PFS: Yeah, that’s amazing that they give you the opportunity to do something so polished and complete on your first go.
MD: Yes, it actually is amazing.
PFS: So, how did the idea for Elevator Man come to you?
MD: Well, I was taking screenwriting classes and I wanted to write a short that had a continuing ascension of conflict but in a very easy-to-shoot setting. So, I kind of came up with the thought of an elevator where each floor would bring subsequent drama or tension. And then, of course, we could basically shoot it in one area. We had to cut some of the scenes out for the sake of time because we wanted to shoot it in one day.
PFS: What was the experience of directing like?
MD: It was the most fun day of my life, besides my marriage and my kids being born. I was in heaven. Just the concept coming alive was truly, truly amazing and very professional. The crew was amazing. It was just a fun day.
PFS: Everything you expected it to be?
MD: Actually more. It’s such a collaborative process and it was just so much fun. The filmmaking process is so amazing.
PFS: So did you enjoy working with actors in particular?
MD: Yeah, and that is definitely a learning curve that I’m going to have to continue to work on. I enjoyed seeing how each actor crafted their character.
PFS: This is a very specific question, but how did you make the fake vomit when the boy throws up on the model house?
MD: That’s a great question. We mixed cinnamon applesauce and leftover nuts. I was in the elevator with the little boy, who is my godson. He mimicked throwing up and I was actually behind him and threw the vomit onto the model house. I might as well add that the models I bought at a discount store for a $1 apiece. So, that’s how we made that come to realization. And with editing, it looks like he’s actually throwing up.
PFS: Yeah, it’s pretty realistic. I was going to ask about the models, too. Part of what’s funny is that they really aren’t anything special.
MD: No, they’re not special at all. The producer and another writer came up with the concept of the phallic symbols up top, and he actually got somebody to 3D print the phallic chimney on top. But the models were just part of the idea process.
PFS: So tell me about the project that you’re working on now.
MD: The project I’m working on now is called Black Coffee with Cream.

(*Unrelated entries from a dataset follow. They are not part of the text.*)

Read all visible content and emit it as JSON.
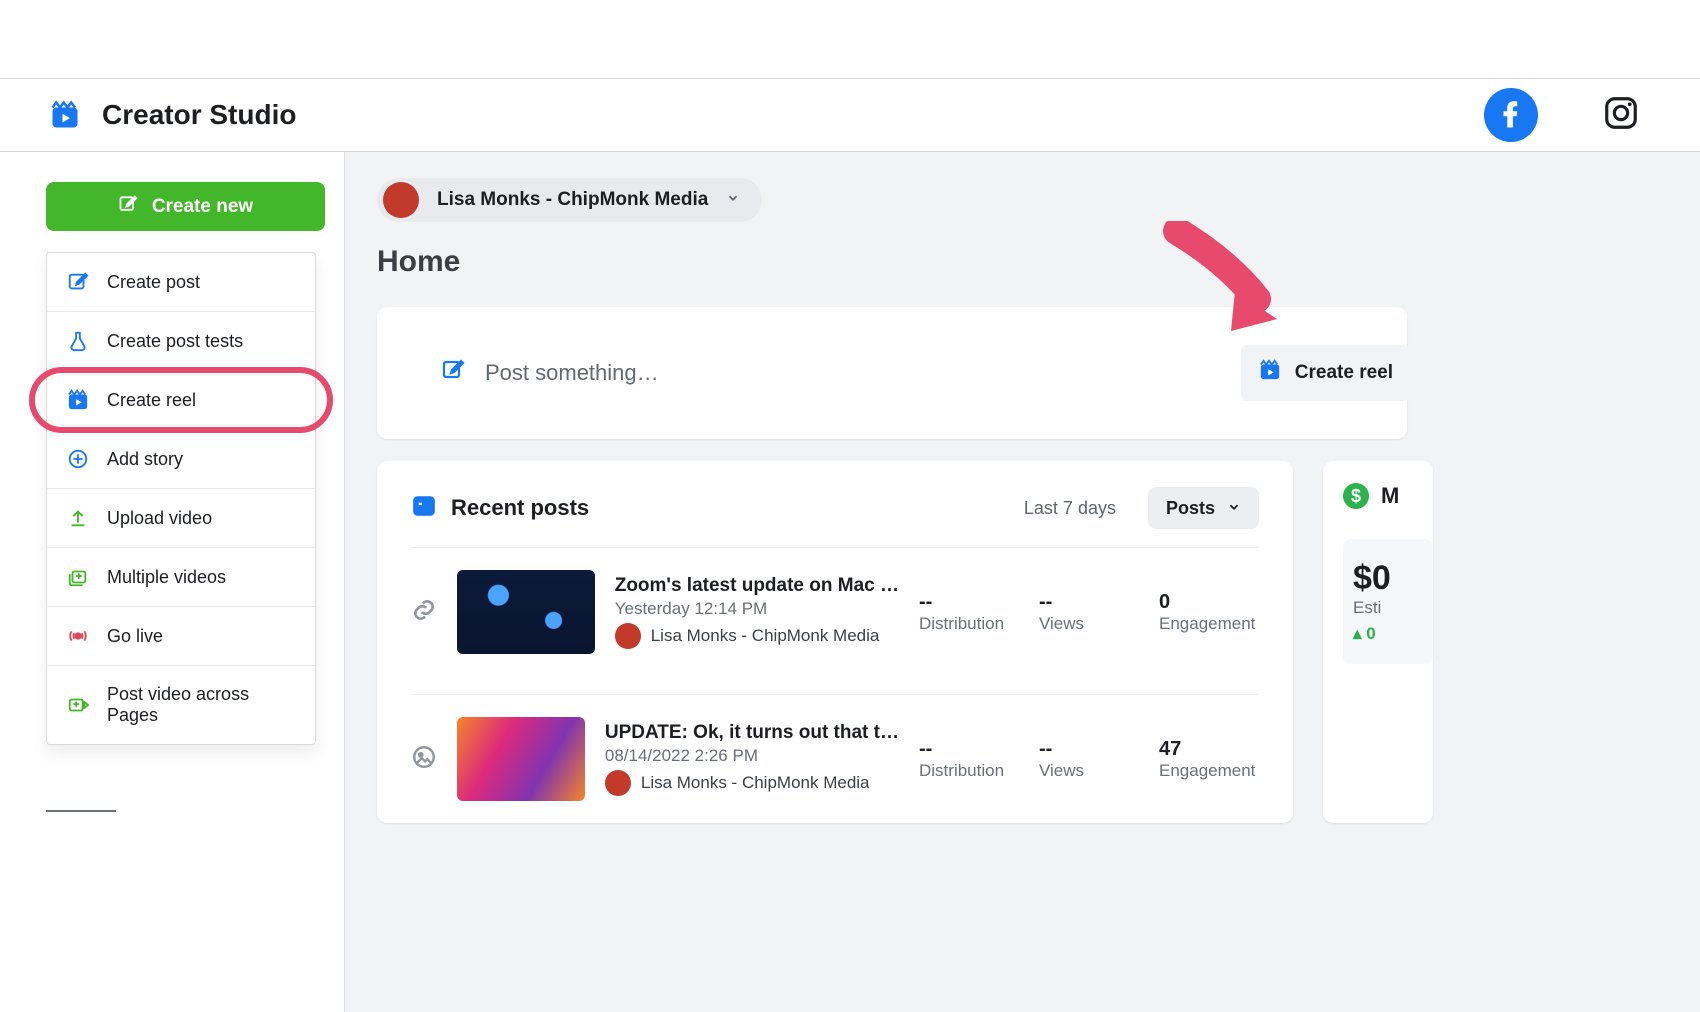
{
  "header": {
    "brand_title": "Creator Studio"
  },
  "sidebar": {
    "create_button": "Create new"
  },
  "create_menu": {
    "items": [
      {
        "icon": "compose-icon",
        "label": "Create post",
        "color": "#1877f2"
      },
      {
        "icon": "flask-icon",
        "label": "Create post tests",
        "color": "#1877f2"
      },
      {
        "icon": "reel-icon",
        "label": "Create reel",
        "color": "#1877f2",
        "highlighted": true
      },
      {
        "icon": "plus-circle-icon",
        "label": "Add story",
        "color": "#1877f2"
      },
      {
        "icon": "upload-icon",
        "label": "Upload video",
        "color": "#42b72a"
      },
      {
        "icon": "multi-video-icon",
        "label": "Multiple videos",
        "color": "#42b72a"
      },
      {
        "icon": "live-icon",
        "label": "Go live",
        "color": "#e0485a"
      },
      {
        "icon": "cross-post-icon",
        "label": "Post video across Pages",
        "color": "#42b72a"
      }
    ]
  },
  "account": {
    "name": "Lisa Monks - ChipMonk Media"
  },
  "page_title": "Home",
  "composer": {
    "placeholder": "Post something…",
    "create_reel": "Create reel"
  },
  "recent": {
    "heading": "Recent posts",
    "range": "Last 7 days",
    "filter": "Posts",
    "posts": [
      {
        "type": "link",
        "title": "Zoom's latest update on Mac …",
        "date": "Yesterday 12:14 PM",
        "author": "Lisa Monks - ChipMonk Media",
        "distribution": "--",
        "views": "--",
        "engagement": "0"
      },
      {
        "type": "image",
        "title": "UPDATE: Ok, it turns out that t…",
        "date": "08/14/2022 2:26 PM",
        "author": "Lisa Monks - ChipMonk Media",
        "distribution": "--",
        "views": "--",
        "engagement": "47"
      }
    ],
    "labels": {
      "distribution": "Distribution",
      "views": "Views",
      "engagement": "Engagement"
    }
  },
  "money": {
    "heading": "M",
    "amount": "$0",
    "subtitle": "Esti",
    "delta": "0"
  }
}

The basic premise is that racism has gotten a lot better between 1958 and 2018, but essentially there are always going to be a few idiots that are ignorant and racist. It takes place in a Texas café in 2018. An interracial couple walks in, and a couple of young guys make a racial comment, and the crowd has a bunch of different reactions. The sheriff walks in and says, ”What’s going on?” All of a sudden you hear a scratch, like on an album, and all of a sudden the café goes back to 1958. I want to show the difference between people’s reactions then and now, and how there are always going to be a couple ignorant people.

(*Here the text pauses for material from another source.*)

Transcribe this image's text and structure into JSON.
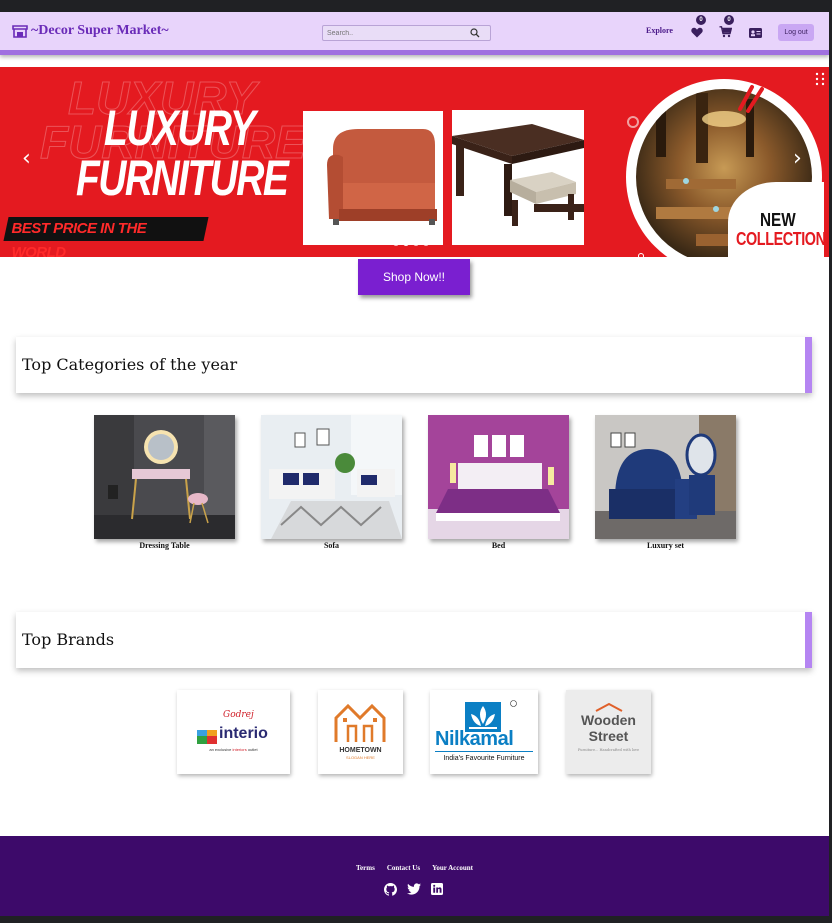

PFS: That sounds really interesting. Definitely a change of pace from Elevator Man.
MD: I’m actually working on a one-hour drama and a half-hour pilot, which I’ve submitted to about ten film festivals. That one-hour drama I wrote through UCLA’s television program. I’m taking a class so I have the benefit of writing but also getting notes. So somebody’s kind of behind me sculpting while I’m writing.
PFS: Do you find it valuable—whether it’s taking a class or working with Rough Cuts—to be getting other people’s feedback at different stages of the process?
MD: It’s extremely valuable getting notes. It’s good to take a step back and take a look at your own work, but sometimes you miss certain things.
PFS: So do you see yourself continuing to work on writing and directing films as much as possible going forward?
MD: Absolutely. I cannot wait to try to get this Black Coffee with Cream off the ground.
PFS: It sounds like you’re very motivated, which is half the battle.
MD: Oh, I’m very motivated.
Elevator Man will screen on Thursday, June 14 at the Prince Theater’s Black Box as part of Philly Film Showcase, an exhibition supporting new work by talented, up-and-coming local filmmakers.